Since I’m on the topic of France…as I anticipate our October departure I also anticipate a summer visit of relatives from France, arriving in just a few weeks. They’ve never been to Los Angeles, and their two boys have never been to America. They want to practice their English; I can help with that.

I also hope to see the owner of the place where we stayed last fall in Provence, the place I mention in my 10/28/10 post, whose bed & breakfast is located just beneath the hilltop castle in this picture.

Having kept in touch, he may visit California this summer, a trip he anticipates as much as I anticipate my own, in October.

These are the things that help pass the time until October.

- PJ

Monday, June 20, 2011

One Year, and…France again?

I ended my 11/16/2010 post with “Until next time, beloved France!”

“Next time” has come sooner than I expected.
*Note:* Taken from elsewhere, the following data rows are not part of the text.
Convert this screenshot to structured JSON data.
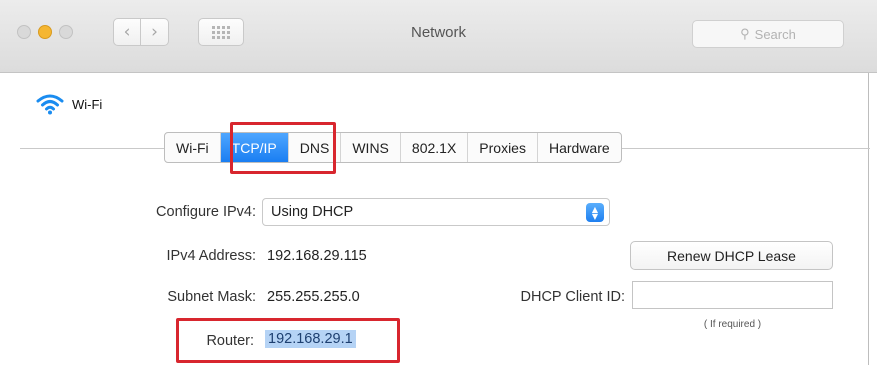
{
  "window": {
    "title": "Network"
  },
  "toolbar": {
    "back_icon": "chevron-left-icon",
    "forward_icon": "chevron-right-icon",
    "grid_icon": "grid-icon",
    "back_glyph": "‹",
    "forward_glyph": "›",
    "search_placeholder": "Search",
    "search_glyph": "⚲"
  },
  "service": {
    "name": "Wi-Fi",
    "icon": "wifi-icon"
  },
  "tabs": [
    {
      "label": "Wi-Fi",
      "selected": false
    },
    {
      "label": "TCP/IP",
      "selected": true
    },
    {
      "label": "DNS",
      "selected": false
    },
    {
      "label": "WINS",
      "selected": false
    },
    {
      "label": "802.1X",
      "selected": false
    },
    {
      "label": "Proxies",
      "selected": false
    },
    {
      "label": "Hardware",
      "selected": false
    }
  ],
  "fields": {
    "configure_ipv4": {
      "label": "Configure IPv4:",
      "value": "Using DHCP"
    },
    "ipv4_address": {
      "label": "IPv4 Address:",
      "value": "192.168.29.115"
    },
    "subnet_mask": {
      "label": "Subnet Mask:",
      "value": "255.255.255.0"
    },
    "dhcp_client_id": {
      "label": "DHCP Client ID:",
      "value": "",
      "hint": "( If required )"
    },
    "router": {
      "label": "Router:",
      "value": "192.168.29.1"
    }
  },
  "buttons": {
    "renew_dhcp": "Renew DHCP Lease"
  },
  "colors": {
    "highlight_box": "#d8262e",
    "selected_tab": "#1a7ef2",
    "selection": "#b5d3f5",
    "minimize": "#f5b631"
  }
}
I wanted to visit Italy this year, the Amalfi coast. I’ve not yet been south of Rome, and I’d hoped to go in May but I didn’t return to work (after surgery on my hand) until late May. Hi-everybody-I’m-back-and-now-I’m-taking-vacation wouldn’t be beneficial to my employment, or my hand, for which I still attend physical therapy, twice weekly.

My friend and travel companion, with whom I traveled to Provence last fall, organized a trip to Paris this October for a group of friends, and piggy-backing this trip better fit my timing. The group will stay only one week, but my friend has enthusiastically agreed to stay on a second week. We’re throwing ideas around now, for that second week – up into Nord & Picardie or down to Bordeaux are two of them.

Past trips to France provided the stories in my recent submissions to Travelers’ Tales. What will it be this year?

- PJ

Sunday, June 19, 2011

Happy Fathers Day

My dad passed away five years and nine days ago. When I was little, I used to lie across his lap every evening while he read the paper or watched TV. He rubbed and scratched my back, a task at which he was an expert. I’d lay there as long as he’d allow, usually until his legs went to sleep. There was safety and love in his touch. The years passed, and I continued to lie in his lap until I was too big to fit across his chair.

Here’s my dad.

- PJ

Friday, June 17, 2011

Lemon Balm Sunday – or – Experience was limited

A recurring theme in Half Italian is “experience was limited” for my Italian immigrant relatives. “Experience was limited,” in my presentation, refers to a wariness that lived in my relatives’ minds and hearts, induced by limited exposure to the world around them, from geography (traveling beyond their village walls) to eating (anything unknown). Anything unknown brought forth wariness and suspicion, until their exposure increased or someone they knew (and trusted) provided assurances. Don’t take chances.

My mother’s experience wasn’t limited – she was born in southern California (not exactly a medieval village) and she had firsthand exposure to immigrant wariness and its origins; yet, this didn’t broaden her thinking, wariness became learned behavior.

Last Sunday, my mother, nearly age 87, tasted her first lemon balm. In front of K-Mart, I pulled a tiny leaf from one of the lemon balm plants for sale outside and urged her to try it. Her face went through all the same doubtful contortions that my immigrant relatives often did, when presented with something they didn’t already know. What is this you’re giving me; I’ve never heard of it; where does it come from, and is it clean? With the corners of her mouth turned down, she tasted the lemon balm. Frowning, she decided it was okay. Sure wish someone else was here to provide me with assurances about this stuff.

(It’s only lemon balm, Mom.)

- PJ